c/o Philippine Daily Inquirer Chino Roces Avenue corner Yague and Mascardo Streets, Makati City, Metro Manila, Philippines Or fax nos. +63 2 8974793 to 94
Advertisement
Advertisement

News

  • DPWH to favor road rehab over preventive maintenance in next 2 years
  • Uruguay’s leader declares $322,883 in wealth
  • Classes to resume at Pennsylvania stabbing school
  • DENR to tighten watch vs illegal logging in Davao area during Holy Week
  • SC junks Syjuco petition vs Ombudsman Act
  • Sports

  • Knicks prevent Nets from clinching fifth seed
  • Arsenal beats West Ham 3-1 in Premier League
  • Memorial service marks Hillsborough anniversary
  • My ideal weight is 140, declares Pacquiao
  • Freddie Roach: I’m satisfied; Manny Pacquiao did well
  • Lifestyle

  • Celebrate Easter Sunday at Buddha-Bar Manila
  • Moriones feast: A slow, steady transformation
  • Weaving ‘palaspas’ a tradition kept alive in Tayabas City
  • Finalists announced for best translated books
  • Summer treat for your aspiring astronomers
  • Entertainment

  • Deniece Cornejo posts bail—report
  • Miley Cyrus hospitalized, cancels US concert
  • Otaku Summer Jam 2014: Summer’s hottest J-rock/Cosplay event
  • 2NE1 returns to Manila with “All Or Nothing” Tour
  • Gary Valenciano just keeps moving
  • Business

  • I-Remit teams up with Lakhoo for remittances from Oman
  • Megawide nets P1.4 B in 2013
  • Longer TRO sought on rate hike
  • Make a stylish statement with the all-new Yaris
  • Hearing set in Olarte case
  • Technology

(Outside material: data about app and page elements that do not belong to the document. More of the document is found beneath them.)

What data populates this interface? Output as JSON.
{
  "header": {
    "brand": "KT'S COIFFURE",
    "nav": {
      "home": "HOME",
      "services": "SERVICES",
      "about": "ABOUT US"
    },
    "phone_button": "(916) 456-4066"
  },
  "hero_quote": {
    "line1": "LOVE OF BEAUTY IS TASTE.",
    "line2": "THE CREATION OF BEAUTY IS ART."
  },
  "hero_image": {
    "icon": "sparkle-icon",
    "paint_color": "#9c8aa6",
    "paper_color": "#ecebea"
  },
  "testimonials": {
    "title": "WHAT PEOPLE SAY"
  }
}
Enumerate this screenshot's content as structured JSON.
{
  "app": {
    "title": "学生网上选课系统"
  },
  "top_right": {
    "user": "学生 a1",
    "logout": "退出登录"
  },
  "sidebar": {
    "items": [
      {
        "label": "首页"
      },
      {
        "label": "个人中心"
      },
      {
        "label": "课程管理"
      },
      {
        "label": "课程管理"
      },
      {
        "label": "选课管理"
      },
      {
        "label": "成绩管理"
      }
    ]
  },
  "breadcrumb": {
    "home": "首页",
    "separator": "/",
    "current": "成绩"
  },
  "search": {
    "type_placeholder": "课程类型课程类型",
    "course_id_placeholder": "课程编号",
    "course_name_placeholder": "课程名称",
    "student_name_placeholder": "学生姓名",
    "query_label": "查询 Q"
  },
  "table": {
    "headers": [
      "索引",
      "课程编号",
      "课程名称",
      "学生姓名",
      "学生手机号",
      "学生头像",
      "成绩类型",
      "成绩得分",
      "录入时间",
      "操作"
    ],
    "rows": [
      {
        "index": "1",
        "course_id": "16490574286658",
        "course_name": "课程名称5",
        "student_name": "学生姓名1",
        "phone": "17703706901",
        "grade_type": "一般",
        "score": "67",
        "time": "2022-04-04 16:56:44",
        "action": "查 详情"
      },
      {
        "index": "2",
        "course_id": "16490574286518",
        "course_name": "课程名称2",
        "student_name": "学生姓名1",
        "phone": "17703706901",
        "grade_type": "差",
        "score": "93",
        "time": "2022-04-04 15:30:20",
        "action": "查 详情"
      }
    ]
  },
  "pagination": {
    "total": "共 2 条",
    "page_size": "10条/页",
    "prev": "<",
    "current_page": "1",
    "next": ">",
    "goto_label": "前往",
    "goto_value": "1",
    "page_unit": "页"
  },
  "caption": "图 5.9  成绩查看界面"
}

  • Smart phone apps and sites perfect for the Holy Week
  • Tech company: Change passwords or suffer ‘Heartbleed’
  • Filling the digital talent gap
  • SSS to shut down website for Holy Week
  • Another reason to quit social media this Holy Week: your safety
  • Opinion

  • We may never know
  • Couple of things
  • Mommy D’s magic
  • Stop bizarre and bloody Good Friday rituals
  • Holy Week taboos
  • Global Nation

  • US Embassy closed on Holy Thursday, Good Friday
  • Relief worker draws inspiration from helping Yolanda victims
  • Philippines says peace pact should hold despite clashes
  • No travel restrictions to Middle East amid MERS-CoV scare
  • Measures set against entry of MERS-CoV
  • Marketplace